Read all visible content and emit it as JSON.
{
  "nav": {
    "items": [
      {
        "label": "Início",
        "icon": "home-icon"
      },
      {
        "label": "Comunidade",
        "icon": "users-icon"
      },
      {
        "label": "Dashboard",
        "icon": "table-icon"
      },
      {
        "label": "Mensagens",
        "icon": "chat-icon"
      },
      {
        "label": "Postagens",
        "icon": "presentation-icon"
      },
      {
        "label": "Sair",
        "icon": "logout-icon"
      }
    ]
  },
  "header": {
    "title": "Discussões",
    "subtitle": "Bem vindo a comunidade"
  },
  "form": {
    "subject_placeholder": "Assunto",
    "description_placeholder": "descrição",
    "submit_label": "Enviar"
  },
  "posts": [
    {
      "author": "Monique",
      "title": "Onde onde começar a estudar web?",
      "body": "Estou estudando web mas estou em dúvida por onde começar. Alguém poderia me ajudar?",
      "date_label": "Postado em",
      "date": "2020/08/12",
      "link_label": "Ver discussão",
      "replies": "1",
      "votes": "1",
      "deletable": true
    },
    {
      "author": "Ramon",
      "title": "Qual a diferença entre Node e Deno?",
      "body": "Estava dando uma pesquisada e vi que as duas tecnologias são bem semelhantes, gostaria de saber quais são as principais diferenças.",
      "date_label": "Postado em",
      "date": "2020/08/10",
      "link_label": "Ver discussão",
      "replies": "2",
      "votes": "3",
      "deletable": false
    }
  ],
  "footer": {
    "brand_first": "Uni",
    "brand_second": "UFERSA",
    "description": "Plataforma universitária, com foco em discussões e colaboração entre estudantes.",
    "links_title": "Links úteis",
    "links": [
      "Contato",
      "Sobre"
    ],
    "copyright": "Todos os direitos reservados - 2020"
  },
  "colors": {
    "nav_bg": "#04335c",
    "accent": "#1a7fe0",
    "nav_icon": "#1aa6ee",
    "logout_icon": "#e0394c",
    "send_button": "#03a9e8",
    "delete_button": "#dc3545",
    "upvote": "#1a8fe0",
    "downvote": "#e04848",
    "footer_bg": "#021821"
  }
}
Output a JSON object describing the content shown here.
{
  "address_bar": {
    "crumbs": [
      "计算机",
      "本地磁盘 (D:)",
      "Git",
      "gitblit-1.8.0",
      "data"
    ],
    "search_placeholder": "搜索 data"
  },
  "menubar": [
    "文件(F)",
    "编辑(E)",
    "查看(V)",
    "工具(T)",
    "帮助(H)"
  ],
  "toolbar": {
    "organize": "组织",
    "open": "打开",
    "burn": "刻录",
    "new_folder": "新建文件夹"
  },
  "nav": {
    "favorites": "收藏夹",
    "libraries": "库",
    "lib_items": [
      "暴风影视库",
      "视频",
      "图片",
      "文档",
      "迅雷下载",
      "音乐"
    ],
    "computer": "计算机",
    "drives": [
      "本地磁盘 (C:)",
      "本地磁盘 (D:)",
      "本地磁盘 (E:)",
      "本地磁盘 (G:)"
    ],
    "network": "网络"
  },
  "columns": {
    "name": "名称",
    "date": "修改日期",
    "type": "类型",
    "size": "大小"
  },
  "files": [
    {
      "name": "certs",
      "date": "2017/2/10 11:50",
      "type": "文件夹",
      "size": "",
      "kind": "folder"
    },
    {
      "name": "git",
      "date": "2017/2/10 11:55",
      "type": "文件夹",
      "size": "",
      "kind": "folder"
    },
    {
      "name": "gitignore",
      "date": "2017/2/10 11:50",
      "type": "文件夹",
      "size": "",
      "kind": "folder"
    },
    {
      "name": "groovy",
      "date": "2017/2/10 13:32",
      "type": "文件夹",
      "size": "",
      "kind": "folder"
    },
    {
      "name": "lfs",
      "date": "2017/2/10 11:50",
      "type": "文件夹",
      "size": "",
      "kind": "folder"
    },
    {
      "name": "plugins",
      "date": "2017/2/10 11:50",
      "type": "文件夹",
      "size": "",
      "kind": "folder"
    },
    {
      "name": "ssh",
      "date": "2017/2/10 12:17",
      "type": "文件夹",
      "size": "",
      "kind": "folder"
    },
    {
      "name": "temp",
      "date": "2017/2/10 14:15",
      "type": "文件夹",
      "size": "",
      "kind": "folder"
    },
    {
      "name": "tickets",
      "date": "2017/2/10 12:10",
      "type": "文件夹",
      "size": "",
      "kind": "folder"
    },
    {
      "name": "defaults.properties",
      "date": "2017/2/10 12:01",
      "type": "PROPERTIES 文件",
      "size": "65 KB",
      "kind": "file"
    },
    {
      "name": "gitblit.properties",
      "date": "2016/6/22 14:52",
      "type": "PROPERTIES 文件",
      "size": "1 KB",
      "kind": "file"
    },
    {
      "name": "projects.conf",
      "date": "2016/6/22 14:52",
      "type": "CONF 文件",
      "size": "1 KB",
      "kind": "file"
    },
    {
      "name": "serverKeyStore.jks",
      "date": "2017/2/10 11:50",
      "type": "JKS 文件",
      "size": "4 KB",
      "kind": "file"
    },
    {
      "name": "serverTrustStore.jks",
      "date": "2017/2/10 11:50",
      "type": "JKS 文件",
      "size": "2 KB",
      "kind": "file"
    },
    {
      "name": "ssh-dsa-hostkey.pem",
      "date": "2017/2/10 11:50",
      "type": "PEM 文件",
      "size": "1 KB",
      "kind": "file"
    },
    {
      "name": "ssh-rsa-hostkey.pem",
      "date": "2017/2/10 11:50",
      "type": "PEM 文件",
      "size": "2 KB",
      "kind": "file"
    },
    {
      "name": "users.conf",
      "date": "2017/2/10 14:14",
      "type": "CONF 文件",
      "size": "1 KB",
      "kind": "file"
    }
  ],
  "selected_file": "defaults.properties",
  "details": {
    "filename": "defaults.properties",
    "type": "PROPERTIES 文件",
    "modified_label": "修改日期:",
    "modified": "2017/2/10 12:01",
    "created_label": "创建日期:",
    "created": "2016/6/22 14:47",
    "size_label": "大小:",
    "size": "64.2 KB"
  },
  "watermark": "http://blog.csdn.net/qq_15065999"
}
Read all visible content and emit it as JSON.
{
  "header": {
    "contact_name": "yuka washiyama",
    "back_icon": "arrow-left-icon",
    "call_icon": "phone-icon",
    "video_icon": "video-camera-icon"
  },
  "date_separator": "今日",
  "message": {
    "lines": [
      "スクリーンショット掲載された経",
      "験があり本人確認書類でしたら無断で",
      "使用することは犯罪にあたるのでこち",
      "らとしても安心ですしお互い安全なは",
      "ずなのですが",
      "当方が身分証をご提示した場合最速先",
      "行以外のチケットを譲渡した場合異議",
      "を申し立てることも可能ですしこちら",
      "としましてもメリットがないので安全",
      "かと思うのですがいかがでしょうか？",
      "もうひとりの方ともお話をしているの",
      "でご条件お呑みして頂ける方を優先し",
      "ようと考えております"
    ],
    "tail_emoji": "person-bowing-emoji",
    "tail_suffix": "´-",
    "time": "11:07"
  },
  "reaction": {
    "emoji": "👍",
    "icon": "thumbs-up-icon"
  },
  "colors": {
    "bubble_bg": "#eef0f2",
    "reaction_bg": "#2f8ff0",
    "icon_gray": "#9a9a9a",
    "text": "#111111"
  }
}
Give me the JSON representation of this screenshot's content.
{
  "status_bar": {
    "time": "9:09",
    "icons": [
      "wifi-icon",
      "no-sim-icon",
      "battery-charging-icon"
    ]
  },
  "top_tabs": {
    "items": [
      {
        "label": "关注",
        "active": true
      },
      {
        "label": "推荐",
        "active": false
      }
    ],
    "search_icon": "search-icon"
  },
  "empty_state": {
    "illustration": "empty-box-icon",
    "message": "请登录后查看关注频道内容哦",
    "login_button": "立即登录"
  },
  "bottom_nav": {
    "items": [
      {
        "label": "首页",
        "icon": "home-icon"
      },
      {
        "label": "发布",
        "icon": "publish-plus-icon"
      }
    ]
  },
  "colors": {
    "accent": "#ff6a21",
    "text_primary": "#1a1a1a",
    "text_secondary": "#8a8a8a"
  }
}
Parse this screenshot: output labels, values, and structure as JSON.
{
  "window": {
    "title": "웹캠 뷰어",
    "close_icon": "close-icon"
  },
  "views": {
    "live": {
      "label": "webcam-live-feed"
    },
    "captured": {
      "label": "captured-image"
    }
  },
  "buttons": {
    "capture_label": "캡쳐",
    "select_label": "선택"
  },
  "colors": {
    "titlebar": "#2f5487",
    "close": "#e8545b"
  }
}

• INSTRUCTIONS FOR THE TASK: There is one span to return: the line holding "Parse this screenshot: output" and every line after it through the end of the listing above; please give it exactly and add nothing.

• EXERCISE OUTPUT:
Parse this screenshot: output labels, values, and structure as JSON.
{
  "window": {
    "title": "웹캠 뷰어",
    "close_icon": "close-icon"
  },
  "views": {
    "live": {
      "label": "webcam-live-feed"
    },
    "captured": {
      "label": "captured-image"
    }
  },
  "buttons": {
    "capture_label": "캡쳐",
    "select_label": "선택"
  },
  "colors": {
    "titlebar": "#2f5487",
    "close": "#e8545b"
  }
}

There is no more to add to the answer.